_The task:_
Return every record below exactly.

** Opening Dataset entries block **

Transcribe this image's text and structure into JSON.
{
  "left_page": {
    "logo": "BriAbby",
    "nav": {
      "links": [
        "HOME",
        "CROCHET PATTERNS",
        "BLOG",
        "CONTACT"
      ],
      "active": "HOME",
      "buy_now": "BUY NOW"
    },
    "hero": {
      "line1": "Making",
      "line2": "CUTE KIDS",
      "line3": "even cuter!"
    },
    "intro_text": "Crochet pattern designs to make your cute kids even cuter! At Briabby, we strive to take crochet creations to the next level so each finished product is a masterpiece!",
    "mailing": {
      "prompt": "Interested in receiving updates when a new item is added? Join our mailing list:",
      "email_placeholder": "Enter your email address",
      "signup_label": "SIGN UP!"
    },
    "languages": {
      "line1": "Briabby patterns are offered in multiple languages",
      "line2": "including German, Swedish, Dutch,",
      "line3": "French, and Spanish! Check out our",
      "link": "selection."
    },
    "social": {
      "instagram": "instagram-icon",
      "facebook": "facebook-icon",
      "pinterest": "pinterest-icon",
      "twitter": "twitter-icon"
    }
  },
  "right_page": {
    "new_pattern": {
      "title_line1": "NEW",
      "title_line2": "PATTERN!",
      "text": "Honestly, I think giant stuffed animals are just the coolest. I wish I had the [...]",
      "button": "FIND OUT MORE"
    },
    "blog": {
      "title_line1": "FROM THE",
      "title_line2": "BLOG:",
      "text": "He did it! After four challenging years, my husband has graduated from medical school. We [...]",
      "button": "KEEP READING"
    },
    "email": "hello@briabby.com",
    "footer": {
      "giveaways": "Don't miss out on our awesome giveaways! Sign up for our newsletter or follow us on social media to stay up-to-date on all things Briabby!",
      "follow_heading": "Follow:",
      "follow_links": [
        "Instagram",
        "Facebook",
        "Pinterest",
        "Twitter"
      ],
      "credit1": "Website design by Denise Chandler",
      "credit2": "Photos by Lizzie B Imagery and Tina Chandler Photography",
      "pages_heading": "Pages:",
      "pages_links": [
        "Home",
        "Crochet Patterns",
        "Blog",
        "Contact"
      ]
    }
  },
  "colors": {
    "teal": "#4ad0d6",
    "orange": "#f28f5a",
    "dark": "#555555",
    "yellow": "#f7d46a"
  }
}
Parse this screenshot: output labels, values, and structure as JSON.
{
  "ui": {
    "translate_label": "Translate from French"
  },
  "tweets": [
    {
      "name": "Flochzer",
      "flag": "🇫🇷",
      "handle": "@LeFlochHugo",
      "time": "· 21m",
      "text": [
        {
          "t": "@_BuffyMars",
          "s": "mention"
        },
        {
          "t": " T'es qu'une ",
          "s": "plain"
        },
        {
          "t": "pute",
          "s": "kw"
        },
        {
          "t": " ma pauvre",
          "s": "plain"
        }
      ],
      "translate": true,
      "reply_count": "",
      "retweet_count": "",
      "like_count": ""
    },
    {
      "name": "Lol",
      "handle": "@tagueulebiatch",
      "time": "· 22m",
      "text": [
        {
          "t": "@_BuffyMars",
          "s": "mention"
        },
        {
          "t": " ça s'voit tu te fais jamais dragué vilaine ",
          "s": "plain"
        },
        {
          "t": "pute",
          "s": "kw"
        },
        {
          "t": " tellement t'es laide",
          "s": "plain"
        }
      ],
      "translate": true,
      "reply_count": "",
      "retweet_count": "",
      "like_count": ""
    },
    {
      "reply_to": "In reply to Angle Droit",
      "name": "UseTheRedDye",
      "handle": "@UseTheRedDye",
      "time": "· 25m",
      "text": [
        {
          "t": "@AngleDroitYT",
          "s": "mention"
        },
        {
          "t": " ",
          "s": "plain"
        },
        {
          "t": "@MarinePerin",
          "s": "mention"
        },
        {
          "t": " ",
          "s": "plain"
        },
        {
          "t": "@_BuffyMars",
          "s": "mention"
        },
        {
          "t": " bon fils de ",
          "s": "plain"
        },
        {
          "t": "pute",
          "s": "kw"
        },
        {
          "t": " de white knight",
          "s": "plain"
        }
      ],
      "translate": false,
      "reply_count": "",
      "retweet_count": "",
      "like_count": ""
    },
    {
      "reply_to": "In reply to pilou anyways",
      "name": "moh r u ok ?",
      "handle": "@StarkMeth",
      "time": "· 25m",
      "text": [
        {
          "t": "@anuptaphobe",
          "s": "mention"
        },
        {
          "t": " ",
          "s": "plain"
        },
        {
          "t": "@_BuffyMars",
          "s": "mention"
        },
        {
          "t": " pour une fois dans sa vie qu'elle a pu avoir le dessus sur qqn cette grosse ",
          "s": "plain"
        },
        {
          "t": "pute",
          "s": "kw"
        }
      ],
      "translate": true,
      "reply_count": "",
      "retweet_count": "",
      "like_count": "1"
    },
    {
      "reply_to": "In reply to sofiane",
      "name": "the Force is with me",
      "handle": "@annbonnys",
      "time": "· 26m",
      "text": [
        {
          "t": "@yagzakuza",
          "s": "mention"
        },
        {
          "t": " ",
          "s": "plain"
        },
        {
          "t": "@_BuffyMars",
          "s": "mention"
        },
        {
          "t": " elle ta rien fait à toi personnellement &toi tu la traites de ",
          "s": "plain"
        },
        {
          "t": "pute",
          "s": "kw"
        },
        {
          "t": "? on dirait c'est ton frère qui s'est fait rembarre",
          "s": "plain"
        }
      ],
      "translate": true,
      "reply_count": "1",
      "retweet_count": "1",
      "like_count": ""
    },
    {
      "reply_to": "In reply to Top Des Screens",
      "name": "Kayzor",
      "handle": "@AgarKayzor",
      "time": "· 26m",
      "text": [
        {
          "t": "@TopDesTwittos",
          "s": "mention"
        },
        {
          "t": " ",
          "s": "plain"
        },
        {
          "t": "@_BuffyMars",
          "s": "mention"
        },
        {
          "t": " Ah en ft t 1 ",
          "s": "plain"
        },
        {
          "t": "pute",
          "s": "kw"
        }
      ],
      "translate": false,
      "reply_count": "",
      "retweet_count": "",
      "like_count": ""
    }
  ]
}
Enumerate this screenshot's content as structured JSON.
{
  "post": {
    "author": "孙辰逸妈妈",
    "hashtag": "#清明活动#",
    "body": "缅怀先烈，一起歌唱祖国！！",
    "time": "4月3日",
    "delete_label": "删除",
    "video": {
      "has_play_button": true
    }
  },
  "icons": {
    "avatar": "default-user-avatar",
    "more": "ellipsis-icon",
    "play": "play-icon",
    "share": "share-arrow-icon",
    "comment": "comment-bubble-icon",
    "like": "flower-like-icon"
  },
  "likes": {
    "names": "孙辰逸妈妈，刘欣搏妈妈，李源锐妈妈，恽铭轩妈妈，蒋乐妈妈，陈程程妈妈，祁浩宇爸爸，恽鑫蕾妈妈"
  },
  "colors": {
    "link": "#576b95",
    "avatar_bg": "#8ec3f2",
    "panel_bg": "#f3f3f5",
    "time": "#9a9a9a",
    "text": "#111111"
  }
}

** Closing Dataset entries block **

_Solution for this task:_
Transcribe this image's text and structure into JSON.
{
  "left_page": {
    "logo": "BriAbby",
    "nav": {
      "links": [
        "HOME",
        "CROCHET PATTERNS",
        "BLOG",
        "CONTACT"
      ],
      "active": "HOME",
      "buy_now": "BUY NOW"
    },
    "hero": {
      "line1": "Making",
      "line2": "CUTE KIDS",
      "line3": "even cuter!"
    },
    "intro_text": "Crochet pattern designs to make your cute kids even cuter! At Briabby, we strive to take crochet creations to the next level so each finished product is a masterpiece!",
    "mailing": {
      "prompt": "Interested in receiving updates when a new item is added? Join our mailing list:",
      "email_placeholder": "Enter your email address",
      "signup_label": "SIGN UP!"
    },
    "languages": {
      "line1": "Briabby patterns are offered in multiple languages",
      "line2": "including German, Swedish, Dutch,",
      "line3": "French, and Spanish! Check out our",
      "link": "selection."
    },
    "social": {
      "instagram": "instagram-icon",
      "facebook": "facebook-icon",
      "pinterest": "pinterest-icon",
      "twitter": "twitter-icon"
    }
  },
  "right_page": {
    "new_pattern": {
      "title_line1": "NEW",
      "title_line2": "PATTERN!",
      "text": "Honestly, I think giant stuffed animals are just the coolest. I wish I had the [...]",
      "button": "FIND OUT MORE"
    },
    "blog": {
      "title_line1": "FROM THE",
      "title_line2": "BLOG:",
      "text": "He did it! After four challenging years, my husband has graduated from medical school. We [...]",
      "button": "KEEP READING"
    },
    "email": "hello@briabby.com",
    "footer": {
      "giveaways": "Don't miss out on our awesome giveaways! Sign up for our newsletter or follow us on social media to stay up-to-date on all things Briabby!",
      "follow_heading": "Follow:",
      "follow_links": [
        "Instagram",
        "Facebook",
        "Pinterest",
        "Twitter"
      ],
      "credit1": "Website design by Denise Chandler",
      "credit2": "Photos by Lizzie B Imagery and Tina Chandler Photography",
      "pages_heading": "Pages:",
      "pages_links": [
        "Home",
        "Crochet Patterns",
        "Blog",
        "Contact"
      ]
    }
  },
  "colors": {
    "teal": "#4ad0d6",
    "orange": "#f28f5a",
    "dark": "#555555",
    "yellow": "#f7d46a"
  }
}
Parse this screenshot: output labels, values, and structure as JSON.
{
  "ui": {
    "translate_label": "Translate from French"
  },
  "tweets": [
    {
      "name": "Flochzer",
      "flag": "🇫🇷",
      "handle": "@LeFlochHugo",
      "time": "· 21m",
      "text": [
        {
          "t": "@_BuffyMars",
          "s": "mention"
        },
        {
          "t": " T'es qu'une ",
          "s": "plain"
        },
        {
          "t": "pute",
          "s": "kw"
        },
        {
          "t": " ma pauvre",
          "s": "plain"
        }
      ],
      "translate": true,
      "reply_count": "",
      "retweet_count": "",
      "like_count": ""
    },
    {
      "name": "Lol",
      "handle": "@tagueulebiatch",
      "time": "· 22m",
      "text": [
        {
          "t": "@_BuffyMars",
          "s": "mention"
        },
        {
          "t": " ça s'voit tu te fais jamais dragué vilaine ",
          "s": "plain"
        },
        {
          "t": "pute",
          "s": "kw"
        },
        {
          "t": " tellement t'es laide",
          "s": "plain"
        }
      ],
      "translate": true,
      "reply_count": "",
      "retweet_count": "",
      "like_count": ""
    },
    {
      "reply_to": "In reply to Angle Droit",
      "name": "UseTheRedDye",
      "handle": "@UseTheRedDye",
      "time": "· 25m",
      "text": [
        {
          "t": "@AngleDroitYT",
          "s": "mention"
        },
        {
          "t": " ",
          "s": "plain"
        },
        {
          "t": "@MarinePerin",
          "s": "mention"
        },
        {
          "t": " ",
          "s": "plain"
        },
        {
          "t": "@_BuffyMars",
          "s": "mention"
        },
        {
          "t": " bon fils de ",
          "s": "plain"
        },
        {
          "t": "pute",
          "s": "kw"
        },
        {
          "t": " de white knight",
          "s": "plain"
        }
      ],
      "translate": false,
      "reply_count": "",
      "retweet_count": "",
      "like_count": ""
    },
    {
      "reply_to": "In reply to pilou anyways",
      "name": "moh r u ok ?",
      "handle": "@StarkMeth",
      "time": "· 25m",
      "text": [
        {
          "t": "@anuptaphobe",
          "s": "mention"
        },
        {
          "t": " ",
          "s": "plain"
        },
        {
          "t": "@_BuffyMars",
          "s": "mention"
        },
        {
          "t": " pour une fois dans sa vie qu'elle a pu avoir le dessus sur qqn cette grosse ",
          "s": "plain"
        },
        {
          "t": "pute",
          "s": "kw"
        }
      ],
      "translate": true,
      "reply_count": "",
      "retweet_count": "",
      "like_count": "1"
    },
    {
      "reply_to": "In reply to sofiane",
      "name": "the Force is with me",
      "handle": "@annbonnys",
      "time": "· 26m",
      "text": [
        {
          "t": "@yagzakuza",
          "s": "mention"
        },
        {
          "t": " ",
          "s": "plain"
        },
        {
          "t": "@_BuffyMars",
          "s": "mention"
        },
        {
          "t": " elle ta rien fait à toi personnellement &toi tu la traites de ",
          "s": "plain"
        },
        {
          "t": "pute",
          "s": "kw"
        },
        {
          "t": "? on dirait c'est ton frère qui s'est fait rembarre",
          "s": "plain"
        }
      ],
      "translate": true,
      "reply_count": "1",
      "retweet_count": "1",
      "like_count": ""
    },
    {
      "reply_to": "In reply to Top Des Screens",
      "name": "Kayzor",
      "handle": "@AgarKayzor",
      "time": "· 26m",
      "text": [
        {
          "t": "@TopDesTwittos",
          "s": "mention"
        },
        {
          "t": " ",
          "s": "plain"
        },
        {
          "t": "@_BuffyMars",
          "s": "mention"
        },
        {
          "t": " Ah en ft t 1 ",
          "s": "plain"
        },
        {
          "t": "pute",
          "s": "kw"
        }
      ],
      "translate": false,
      "reply_count": "",
      "retweet_count": "",
      "like_count": ""
    }
  ]
}
Enumerate this screenshot's content as structured JSON.
{
  "post": {
    "author": "孙辰逸妈妈",
    "hashtag": "#清明活动#",
    "body": "缅怀先烈，一起歌唱祖国！！",
    "time": "4月3日",
    "delete_label": "删除",
    "video": {
      "has_play_button": true
    }
  },
  "icons": {
    "avatar": "default-user-avatar",
    "more": "ellipsis-icon",
    "play": "play-icon",
    "share": "share-arrow-icon",
    "comment": "comment-bubble-icon",
    "like": "flower-like-icon"
  },
  "likes": {
    "names": "孙辰逸妈妈，刘欣搏妈妈，李源锐妈妈，恽铭轩妈妈，蒋乐妈妈，陈程程妈妈，祁浩宇爸爸，恽鑫蕾妈妈"
  },
  "colors": {
    "link": "#576b95",
    "avatar_bg": "#8ec3f2",
    "panel_bg": "#f3f3f5",
    "time": "#9a9a9a",
    "text": "#111111"
  }
}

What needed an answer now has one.